(Data records for software interfaces)
/---
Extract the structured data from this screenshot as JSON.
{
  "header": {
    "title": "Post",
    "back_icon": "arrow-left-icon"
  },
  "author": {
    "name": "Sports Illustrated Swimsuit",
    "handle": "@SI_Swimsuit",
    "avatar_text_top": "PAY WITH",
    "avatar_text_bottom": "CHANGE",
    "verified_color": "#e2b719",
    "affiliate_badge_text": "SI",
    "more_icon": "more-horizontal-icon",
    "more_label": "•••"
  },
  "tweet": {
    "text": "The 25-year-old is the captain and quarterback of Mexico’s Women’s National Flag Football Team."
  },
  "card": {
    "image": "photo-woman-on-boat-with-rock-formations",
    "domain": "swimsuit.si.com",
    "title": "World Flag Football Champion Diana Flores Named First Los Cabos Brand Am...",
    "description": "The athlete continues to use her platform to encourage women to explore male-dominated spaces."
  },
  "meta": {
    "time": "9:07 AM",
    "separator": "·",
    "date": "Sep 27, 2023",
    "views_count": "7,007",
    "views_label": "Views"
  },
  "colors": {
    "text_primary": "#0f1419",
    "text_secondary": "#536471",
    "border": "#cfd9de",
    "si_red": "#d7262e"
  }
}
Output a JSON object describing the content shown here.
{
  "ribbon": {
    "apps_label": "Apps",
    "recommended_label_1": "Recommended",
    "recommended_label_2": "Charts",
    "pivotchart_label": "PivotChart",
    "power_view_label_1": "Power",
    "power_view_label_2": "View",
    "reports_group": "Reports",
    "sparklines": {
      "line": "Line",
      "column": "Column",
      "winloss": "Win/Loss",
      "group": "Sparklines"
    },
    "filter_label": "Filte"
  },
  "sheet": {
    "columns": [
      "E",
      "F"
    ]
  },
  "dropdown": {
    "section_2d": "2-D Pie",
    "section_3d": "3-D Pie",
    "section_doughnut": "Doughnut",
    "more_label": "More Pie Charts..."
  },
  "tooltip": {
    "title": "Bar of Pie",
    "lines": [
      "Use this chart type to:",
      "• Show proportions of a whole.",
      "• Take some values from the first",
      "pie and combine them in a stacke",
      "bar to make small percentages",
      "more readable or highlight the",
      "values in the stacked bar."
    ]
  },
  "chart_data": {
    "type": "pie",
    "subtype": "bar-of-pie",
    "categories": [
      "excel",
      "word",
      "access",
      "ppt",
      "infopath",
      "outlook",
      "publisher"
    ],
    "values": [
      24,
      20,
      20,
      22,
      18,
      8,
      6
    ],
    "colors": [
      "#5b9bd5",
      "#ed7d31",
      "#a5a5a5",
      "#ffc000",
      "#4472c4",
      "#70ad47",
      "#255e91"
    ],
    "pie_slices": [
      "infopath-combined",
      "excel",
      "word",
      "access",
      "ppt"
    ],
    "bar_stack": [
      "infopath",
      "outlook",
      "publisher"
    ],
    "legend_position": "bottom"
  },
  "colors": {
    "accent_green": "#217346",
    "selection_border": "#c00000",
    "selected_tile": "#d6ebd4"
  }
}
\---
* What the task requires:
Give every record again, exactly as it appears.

* Answer box:
Extract the structured data from this screenshot as JSON.
{
  "header": {
    "title": "Post",
    "back_icon": "arrow-left-icon"
  },
  "author": {
    "name": "Sports Illustrated Swimsuit",
    "handle": "@SI_Swimsuit",
    "avatar_text_top": "PAY WITH",
    "avatar_text_bottom": "CHANGE",
    "verified_color": "#e2b719",
    "affiliate_badge_text": "SI",
    "more_icon": "more-horizontal-icon",
    "more_label": "•••"
  },
  "tweet": {
    "text": "The 25-year-old is the captain and quarterback of Mexico’s Women’s National Flag Football Team."
  },
  "card": {
    "image": "photo-woman-on-boat-with-rock-formations",
    "domain": "swimsuit.si.com",
    "title": "World Flag Football Champion Diana Flores Named First Los Cabos Brand Am...",
    "description": "The athlete continues to use her platform to encourage women to explore male-dominated spaces."
  },
  "meta": {
    "time": "9:07 AM",
    "separator": "·",
    "date": "Sep 27, 2023",
    "views_count": "7,007",
    "views_label": "Views"
  },
  "colors": {
    "text_primary": "#0f1419",
    "text_secondary": "#536471",
    "border": "#cfd9de",
    "si_red": "#d7262e"
  }
}
Output a JSON object describing the content shown here.
{
  "ribbon": {
    "apps_label": "Apps",
    "recommended_label_1": "Recommended",
    "recommended_label_2": "Charts",
    "pivotchart_label": "PivotChart",
    "power_view_label_1": "Power",
    "power_view_label_2": "View",
    "reports_group": "Reports",
    "sparklines": {
      "line": "Line",
      "column": "Column",
      "winloss": "Win/Loss",
      "group": "Sparklines"
    },
    "filter_label": "Filte"
  },
  "sheet": {
    "columns": [
      "E",
      "F"
    ]
  },
  "dropdown": {
    "section_2d": "2-D Pie",
    "section_3d": "3-D Pie",
    "section_doughnut": "Doughnut",
    "more_label": "More Pie Charts..."
  },
  "tooltip": {
    "title": "Bar of Pie",
    "lines": [
      "Use this chart type to:",
      "• Show proportions of a whole.",
      "• Take some values from the first",
      "pie and combine them in a stacke",
      "bar to make small percentages",
      "more readable or highlight the",
      "values in the stacked bar."
    ]
  },
  "chart_data": {
    "type": "pie",
    "subtype": "bar-of-pie",
    "categories": [
      "excel",
      "word",
      "access",
      "ppt",
      "infopath",
      "outlook",
      "publisher"
    ],
    "values": [
      24,
      20,
      20,
      22,
      18,
      8,
      6
    ],
    "colors": [
      "#5b9bd5",
      "#ed7d31",
      "#a5a5a5",
      "#ffc000",
      "#4472c4",
      "#70ad47",
      "#255e91"
    ],
    "pie_slices": [
      "infopath-combined",
      "excel",
      "word",
      "access",
      "ppt"
    ],
    "bar_stack": [
      "infopath",
      "outlook",
      "publisher"
    ],
    "legend_position": "bottom"
  },
  "colors": {
    "accent_green": "#217346",
    "selection_border": "#c00000",
    "selected_tile": "#d6ebd4"
  }
}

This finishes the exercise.